**WORK REQUEST**
Read the lines of the data below and retrieve those with "label".

**ENTRIES SHOWN**

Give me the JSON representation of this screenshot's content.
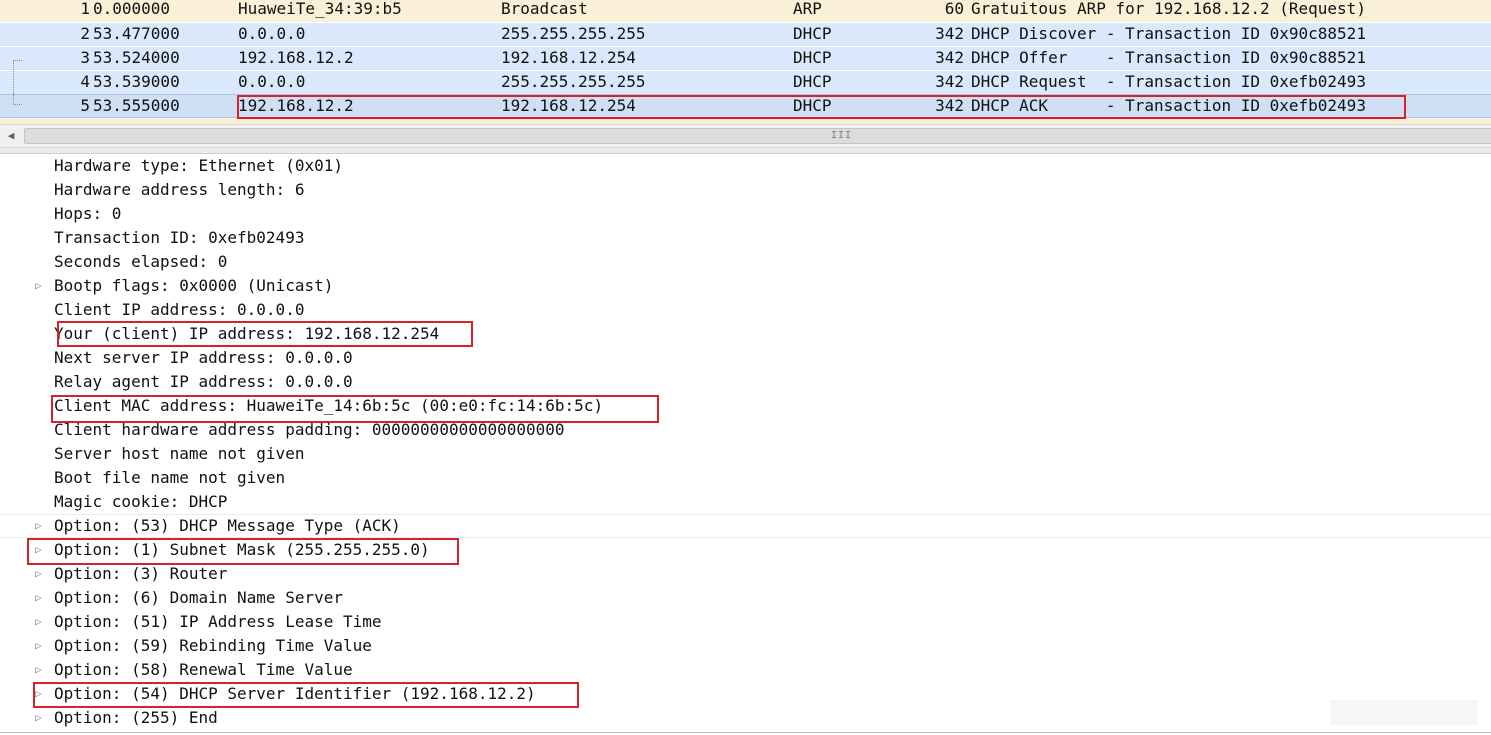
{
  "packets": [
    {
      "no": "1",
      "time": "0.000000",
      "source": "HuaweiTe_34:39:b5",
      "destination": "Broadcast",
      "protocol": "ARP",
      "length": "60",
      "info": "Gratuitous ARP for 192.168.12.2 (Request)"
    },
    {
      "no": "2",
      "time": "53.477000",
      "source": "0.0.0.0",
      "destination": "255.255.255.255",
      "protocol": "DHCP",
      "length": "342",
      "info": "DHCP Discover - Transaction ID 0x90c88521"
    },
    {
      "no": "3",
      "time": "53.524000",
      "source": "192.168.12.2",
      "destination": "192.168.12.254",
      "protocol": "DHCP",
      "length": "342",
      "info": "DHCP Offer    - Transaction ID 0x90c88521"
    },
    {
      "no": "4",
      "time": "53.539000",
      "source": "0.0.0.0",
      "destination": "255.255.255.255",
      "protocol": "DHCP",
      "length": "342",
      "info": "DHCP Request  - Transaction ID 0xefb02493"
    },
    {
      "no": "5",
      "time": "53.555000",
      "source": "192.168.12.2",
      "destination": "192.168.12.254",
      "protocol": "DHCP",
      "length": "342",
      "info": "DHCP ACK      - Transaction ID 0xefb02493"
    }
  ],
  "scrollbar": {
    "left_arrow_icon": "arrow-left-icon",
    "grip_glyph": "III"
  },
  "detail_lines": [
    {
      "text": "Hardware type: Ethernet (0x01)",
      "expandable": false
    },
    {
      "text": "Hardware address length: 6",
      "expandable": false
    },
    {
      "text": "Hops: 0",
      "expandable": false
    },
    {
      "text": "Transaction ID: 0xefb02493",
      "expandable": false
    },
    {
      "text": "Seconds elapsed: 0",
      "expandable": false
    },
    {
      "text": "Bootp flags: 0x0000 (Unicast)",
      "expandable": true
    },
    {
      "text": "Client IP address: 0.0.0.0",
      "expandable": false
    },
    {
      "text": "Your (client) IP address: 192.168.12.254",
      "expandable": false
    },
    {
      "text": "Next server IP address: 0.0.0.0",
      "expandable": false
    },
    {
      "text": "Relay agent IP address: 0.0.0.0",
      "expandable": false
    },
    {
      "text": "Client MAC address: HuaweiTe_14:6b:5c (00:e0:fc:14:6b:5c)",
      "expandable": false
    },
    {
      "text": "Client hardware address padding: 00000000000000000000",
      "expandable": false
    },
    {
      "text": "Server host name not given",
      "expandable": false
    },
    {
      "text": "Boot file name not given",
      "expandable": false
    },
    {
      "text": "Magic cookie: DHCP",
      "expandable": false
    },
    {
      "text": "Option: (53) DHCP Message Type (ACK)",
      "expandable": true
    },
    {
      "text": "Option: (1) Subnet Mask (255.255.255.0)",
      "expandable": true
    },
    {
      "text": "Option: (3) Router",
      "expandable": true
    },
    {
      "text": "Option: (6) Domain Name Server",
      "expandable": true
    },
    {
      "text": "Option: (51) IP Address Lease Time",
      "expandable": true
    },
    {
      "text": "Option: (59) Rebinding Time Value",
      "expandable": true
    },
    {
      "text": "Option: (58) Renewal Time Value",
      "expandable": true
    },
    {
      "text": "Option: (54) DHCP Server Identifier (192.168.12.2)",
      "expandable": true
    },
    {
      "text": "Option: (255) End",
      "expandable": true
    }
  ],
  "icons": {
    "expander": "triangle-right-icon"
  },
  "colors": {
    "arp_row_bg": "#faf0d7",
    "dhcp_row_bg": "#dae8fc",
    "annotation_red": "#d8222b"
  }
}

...

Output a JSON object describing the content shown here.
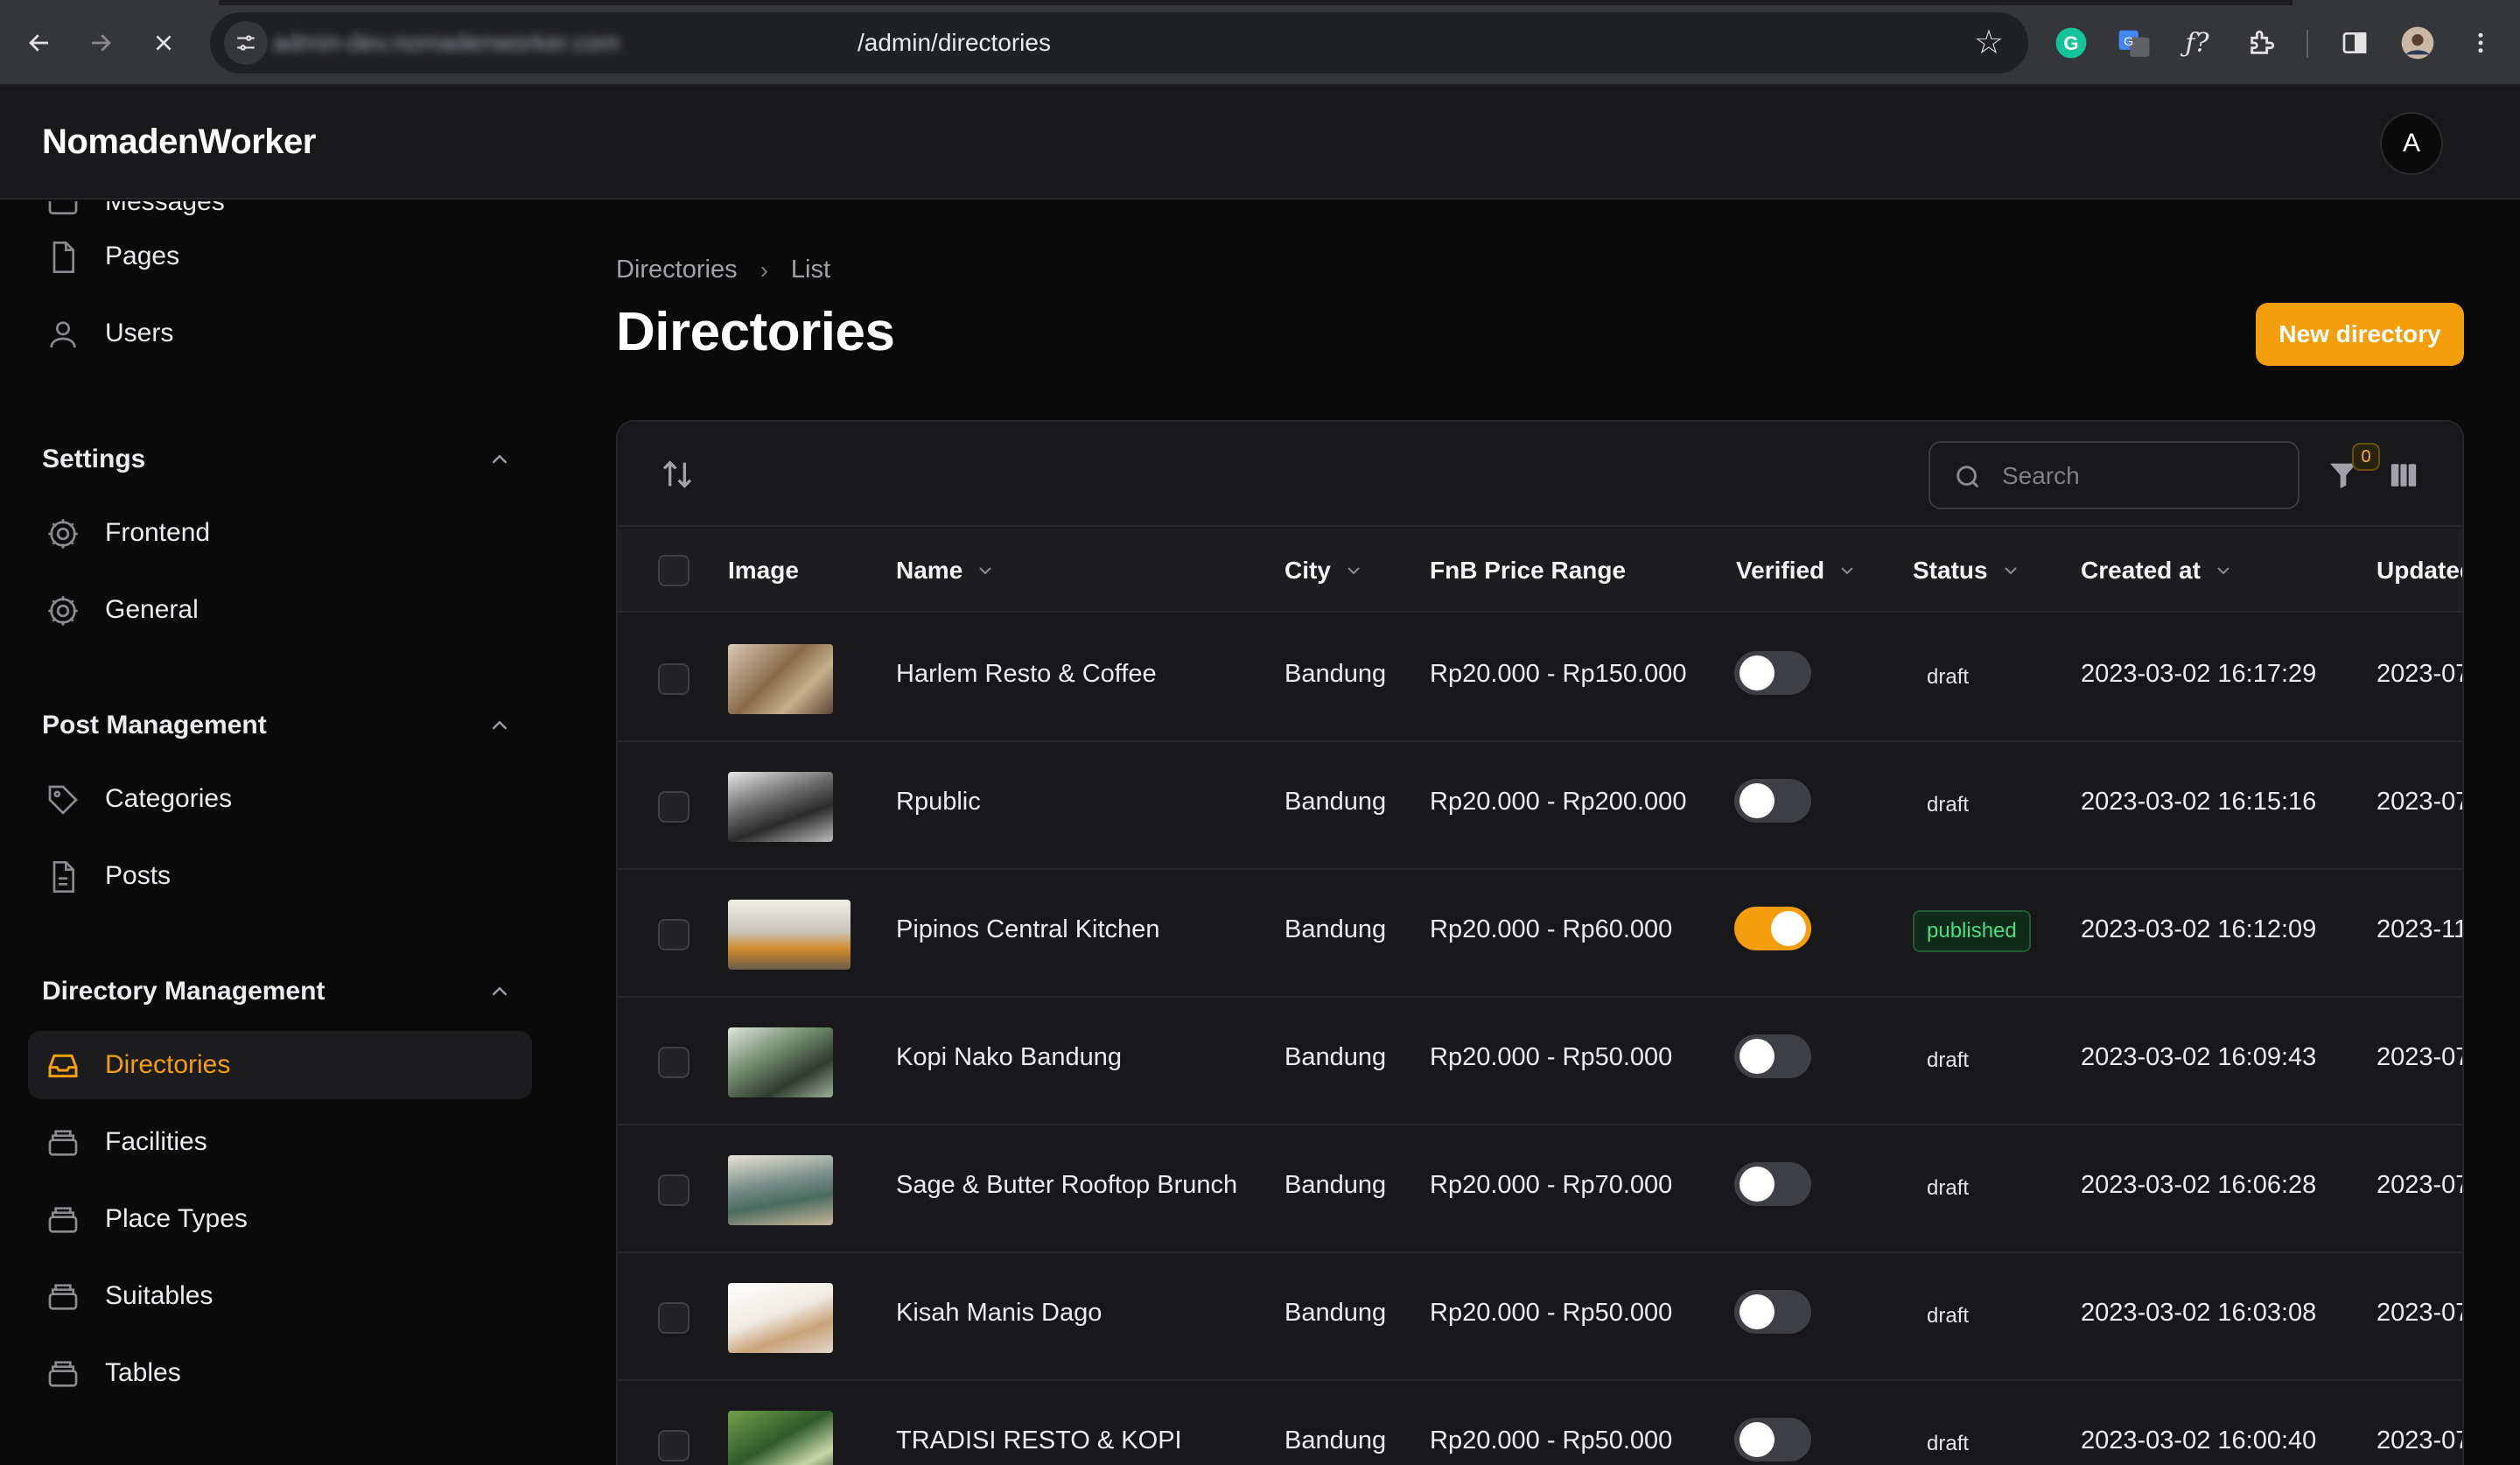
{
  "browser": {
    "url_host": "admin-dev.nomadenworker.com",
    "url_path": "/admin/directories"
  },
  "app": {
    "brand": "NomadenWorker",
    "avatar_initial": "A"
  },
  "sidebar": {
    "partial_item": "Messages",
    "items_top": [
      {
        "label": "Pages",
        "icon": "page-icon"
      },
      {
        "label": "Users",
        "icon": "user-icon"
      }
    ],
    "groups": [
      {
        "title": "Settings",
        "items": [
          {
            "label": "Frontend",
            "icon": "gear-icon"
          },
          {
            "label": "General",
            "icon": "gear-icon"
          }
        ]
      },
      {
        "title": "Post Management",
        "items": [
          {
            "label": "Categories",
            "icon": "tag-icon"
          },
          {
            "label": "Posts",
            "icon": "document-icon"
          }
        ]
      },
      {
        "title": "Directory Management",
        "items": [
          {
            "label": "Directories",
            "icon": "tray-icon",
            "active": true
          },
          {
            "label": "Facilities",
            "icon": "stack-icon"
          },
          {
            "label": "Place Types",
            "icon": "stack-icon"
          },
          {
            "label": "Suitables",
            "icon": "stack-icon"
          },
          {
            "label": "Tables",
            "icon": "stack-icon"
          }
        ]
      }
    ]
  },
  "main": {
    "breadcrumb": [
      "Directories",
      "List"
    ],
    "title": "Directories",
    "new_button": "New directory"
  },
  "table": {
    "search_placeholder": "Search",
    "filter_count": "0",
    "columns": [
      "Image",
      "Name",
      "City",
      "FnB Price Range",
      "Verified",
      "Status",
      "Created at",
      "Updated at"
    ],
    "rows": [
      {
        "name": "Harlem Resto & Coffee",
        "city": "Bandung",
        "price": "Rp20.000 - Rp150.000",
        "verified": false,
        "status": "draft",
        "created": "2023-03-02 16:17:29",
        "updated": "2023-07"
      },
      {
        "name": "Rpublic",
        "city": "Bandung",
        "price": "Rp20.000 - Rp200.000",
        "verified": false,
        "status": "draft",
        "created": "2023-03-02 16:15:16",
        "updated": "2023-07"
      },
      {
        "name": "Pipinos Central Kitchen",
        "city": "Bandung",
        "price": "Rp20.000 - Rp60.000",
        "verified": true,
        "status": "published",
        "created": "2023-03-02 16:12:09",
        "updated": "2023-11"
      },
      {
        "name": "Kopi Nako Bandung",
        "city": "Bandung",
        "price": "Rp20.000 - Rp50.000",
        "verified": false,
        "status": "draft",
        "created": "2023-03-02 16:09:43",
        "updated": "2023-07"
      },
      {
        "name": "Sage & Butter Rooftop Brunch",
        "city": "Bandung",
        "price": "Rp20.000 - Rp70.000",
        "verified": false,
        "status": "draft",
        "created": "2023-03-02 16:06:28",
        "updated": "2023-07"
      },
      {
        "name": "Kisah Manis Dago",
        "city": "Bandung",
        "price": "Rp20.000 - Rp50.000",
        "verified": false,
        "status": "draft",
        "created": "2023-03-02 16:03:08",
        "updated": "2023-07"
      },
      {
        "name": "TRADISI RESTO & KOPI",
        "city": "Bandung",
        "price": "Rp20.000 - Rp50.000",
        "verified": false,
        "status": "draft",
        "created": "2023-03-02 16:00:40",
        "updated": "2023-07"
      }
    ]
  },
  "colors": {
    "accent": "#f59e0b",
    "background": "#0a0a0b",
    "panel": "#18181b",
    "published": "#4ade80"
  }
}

**TASK OUTPUT**
        "label": "Pages",
        "label": "Users",
            "label": "Frontend",
            "label": "General",
            "label": "Categories",
            "label": "Posts",
            "label": "Directories",
            "label": "Facilities",
            "label": "Place Types",
            "label": "Suitables",
            "label": "Tables",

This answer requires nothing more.